Lacy Edwards, CEO of mainframe software vendor Neon Enterprise Software, said Tuesday that its zPrime software...
By submitting your email address, you agree to receive emails regarding relevant topic offers from TechTarget and its partners. You can withdraw your consent at any time. Contact TechTarget at 275 Grove Street, Newton, MA.
doesn't violate IBM intellectual property, and end users can save millions a year by using it.
Neon announced a new application called zPrime at the end of June thatwhich purportedly helps users offload work from the mainframe's central processors to specialty engines such as the z Integrated Information Processor (zIIP) and the z Application Assist Processor (zAAP). Neon claims that zPrime can offload more than just DB2 and Java workloads, which is what the zIIP and zAAP are aimed at. One beta customer said they could save $10 million a year using zPrime, mostly on software maintenance fees.
But in a letter to customers dated July 10, IBM warned customers about the potential of zPrime's product to violate licensing agreements with IBM.
"IBM would also caution its customers regarding any claimed ability to reduce IBM Program license charges by off-loading workloads to Specialty Engines beyond the eligible workload identified by IBM," the letter read. "IBM's applicable pricing terms governing Eligible Workloads on zIIPs and zAAPs will not apply to zIIPs and zAAPs running anything other than IBM specified eligible workloads."
Edwards said zPrime does not violate any IBM intellectual property, nor does it violate any licensing agreements with Big Blue. And he added that of all the customers testing zPrime -- there are close to 60 -- none that have run it by their company's legal team have found violations of their licensing agreements with IBM.
"We're not in violation of anyone's rights or any contracts whatsoever," Edwards said. "Our response to customers is that they should review agreements and make sure they're not in violation. Every customer has come back and said there is no violation of any agreements using zPrime."
That said, it is still unclear what steps IBM might take, if any, to stop its customers from using zPrime. Edwards said Neon currently has 58 customers evaluating zPrime, with two scheduled to go into production in the next week.
How did the software come about? Edwards said it began two years ago, when he visited customers and asked them what they needed most. They said a common refrain among mainframers: control costs.

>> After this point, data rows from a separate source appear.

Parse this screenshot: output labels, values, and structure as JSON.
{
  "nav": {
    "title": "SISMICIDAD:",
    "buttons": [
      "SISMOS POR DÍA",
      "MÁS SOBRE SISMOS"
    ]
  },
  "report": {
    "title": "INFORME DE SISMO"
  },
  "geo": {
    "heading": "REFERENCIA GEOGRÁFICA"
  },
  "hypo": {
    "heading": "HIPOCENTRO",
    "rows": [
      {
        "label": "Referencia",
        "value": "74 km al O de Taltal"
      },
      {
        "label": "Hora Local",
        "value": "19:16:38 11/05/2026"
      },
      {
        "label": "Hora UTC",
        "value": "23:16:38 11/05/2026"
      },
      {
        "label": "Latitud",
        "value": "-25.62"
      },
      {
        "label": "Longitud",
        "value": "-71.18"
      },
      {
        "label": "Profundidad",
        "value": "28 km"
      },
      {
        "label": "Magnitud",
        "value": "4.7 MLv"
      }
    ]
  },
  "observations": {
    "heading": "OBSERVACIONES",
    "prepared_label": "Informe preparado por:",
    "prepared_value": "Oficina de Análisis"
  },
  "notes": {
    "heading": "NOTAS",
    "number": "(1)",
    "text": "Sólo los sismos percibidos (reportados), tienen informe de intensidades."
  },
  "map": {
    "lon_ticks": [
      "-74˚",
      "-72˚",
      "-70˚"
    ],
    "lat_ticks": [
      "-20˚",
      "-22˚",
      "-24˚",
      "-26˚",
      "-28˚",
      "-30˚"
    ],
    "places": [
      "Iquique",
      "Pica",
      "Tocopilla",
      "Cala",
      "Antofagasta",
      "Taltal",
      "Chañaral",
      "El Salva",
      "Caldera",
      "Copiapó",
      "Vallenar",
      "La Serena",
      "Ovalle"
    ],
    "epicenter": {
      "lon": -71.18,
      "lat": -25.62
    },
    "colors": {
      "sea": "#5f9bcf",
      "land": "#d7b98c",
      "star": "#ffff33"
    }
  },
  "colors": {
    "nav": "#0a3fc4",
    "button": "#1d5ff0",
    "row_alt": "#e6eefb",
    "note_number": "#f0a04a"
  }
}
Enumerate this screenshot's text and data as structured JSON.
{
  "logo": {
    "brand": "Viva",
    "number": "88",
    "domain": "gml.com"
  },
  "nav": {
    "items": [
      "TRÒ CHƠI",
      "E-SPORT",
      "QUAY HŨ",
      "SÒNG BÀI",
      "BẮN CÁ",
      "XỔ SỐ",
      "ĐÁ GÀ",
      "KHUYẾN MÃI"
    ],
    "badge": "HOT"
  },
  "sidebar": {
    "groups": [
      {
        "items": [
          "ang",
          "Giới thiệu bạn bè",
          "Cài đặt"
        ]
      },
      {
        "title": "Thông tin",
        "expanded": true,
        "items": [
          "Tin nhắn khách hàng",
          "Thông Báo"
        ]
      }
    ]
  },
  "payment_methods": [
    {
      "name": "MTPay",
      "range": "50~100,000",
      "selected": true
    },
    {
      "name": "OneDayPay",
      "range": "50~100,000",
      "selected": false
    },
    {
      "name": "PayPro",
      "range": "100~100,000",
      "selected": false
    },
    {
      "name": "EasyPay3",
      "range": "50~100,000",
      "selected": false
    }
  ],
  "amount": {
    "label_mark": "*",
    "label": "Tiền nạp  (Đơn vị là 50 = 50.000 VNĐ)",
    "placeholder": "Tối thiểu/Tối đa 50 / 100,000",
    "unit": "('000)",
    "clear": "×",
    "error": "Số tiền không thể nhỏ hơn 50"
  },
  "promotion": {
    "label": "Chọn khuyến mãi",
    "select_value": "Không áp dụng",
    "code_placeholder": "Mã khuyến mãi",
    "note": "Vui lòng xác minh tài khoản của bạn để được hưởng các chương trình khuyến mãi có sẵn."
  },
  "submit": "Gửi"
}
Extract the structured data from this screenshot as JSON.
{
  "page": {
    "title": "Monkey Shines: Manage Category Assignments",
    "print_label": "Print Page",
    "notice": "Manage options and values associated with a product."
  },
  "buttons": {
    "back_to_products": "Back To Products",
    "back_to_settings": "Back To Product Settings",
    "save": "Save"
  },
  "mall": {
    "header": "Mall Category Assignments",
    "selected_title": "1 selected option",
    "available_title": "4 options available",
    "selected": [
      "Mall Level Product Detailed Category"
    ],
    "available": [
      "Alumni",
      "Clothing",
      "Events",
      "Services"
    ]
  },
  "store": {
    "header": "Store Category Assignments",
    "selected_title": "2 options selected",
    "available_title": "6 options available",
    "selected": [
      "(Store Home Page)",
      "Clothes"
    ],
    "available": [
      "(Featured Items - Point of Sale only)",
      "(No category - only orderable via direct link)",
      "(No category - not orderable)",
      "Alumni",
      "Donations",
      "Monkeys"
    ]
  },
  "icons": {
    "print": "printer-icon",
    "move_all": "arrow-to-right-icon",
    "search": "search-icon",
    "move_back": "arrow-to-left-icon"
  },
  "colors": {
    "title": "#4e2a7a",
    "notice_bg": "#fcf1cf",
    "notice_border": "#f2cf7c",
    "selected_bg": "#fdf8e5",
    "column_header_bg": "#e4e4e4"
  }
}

"The cost of mainframe computing is off the charts compared to other platforms," Edwards said. "Some said they were having to move applications off the mainframe that were perfectly suitable for the environment but the cost was too high."
Neon was aware of the mainframe specialty processors and started working on how to save customers money using them. They then developed software that could help users offload work to the specialty processors without using the IBM-provided API for those specialty processors, which let them offload a lot more than just data- or Java-related workloads.
Edwards likened the development to companies that have developed software to compress storage data so fewer storage devices are needed, or virtualization software that allows companies to consolidate servers and presumably reduce their hardware footprint.
"This is what software vendors do," Edwards said. "Our job is to build products that help customers get the job done more cost effectively. There are plenty of examples where companies have done what we've done."
Edwards said he has heard some wonder whether what zPrime does is fair.
"If you look at what mainframe customers have been paying for the last 20 years, is that fair?" he said. "The fees they're getting charged compared to other platforms are exorbitant."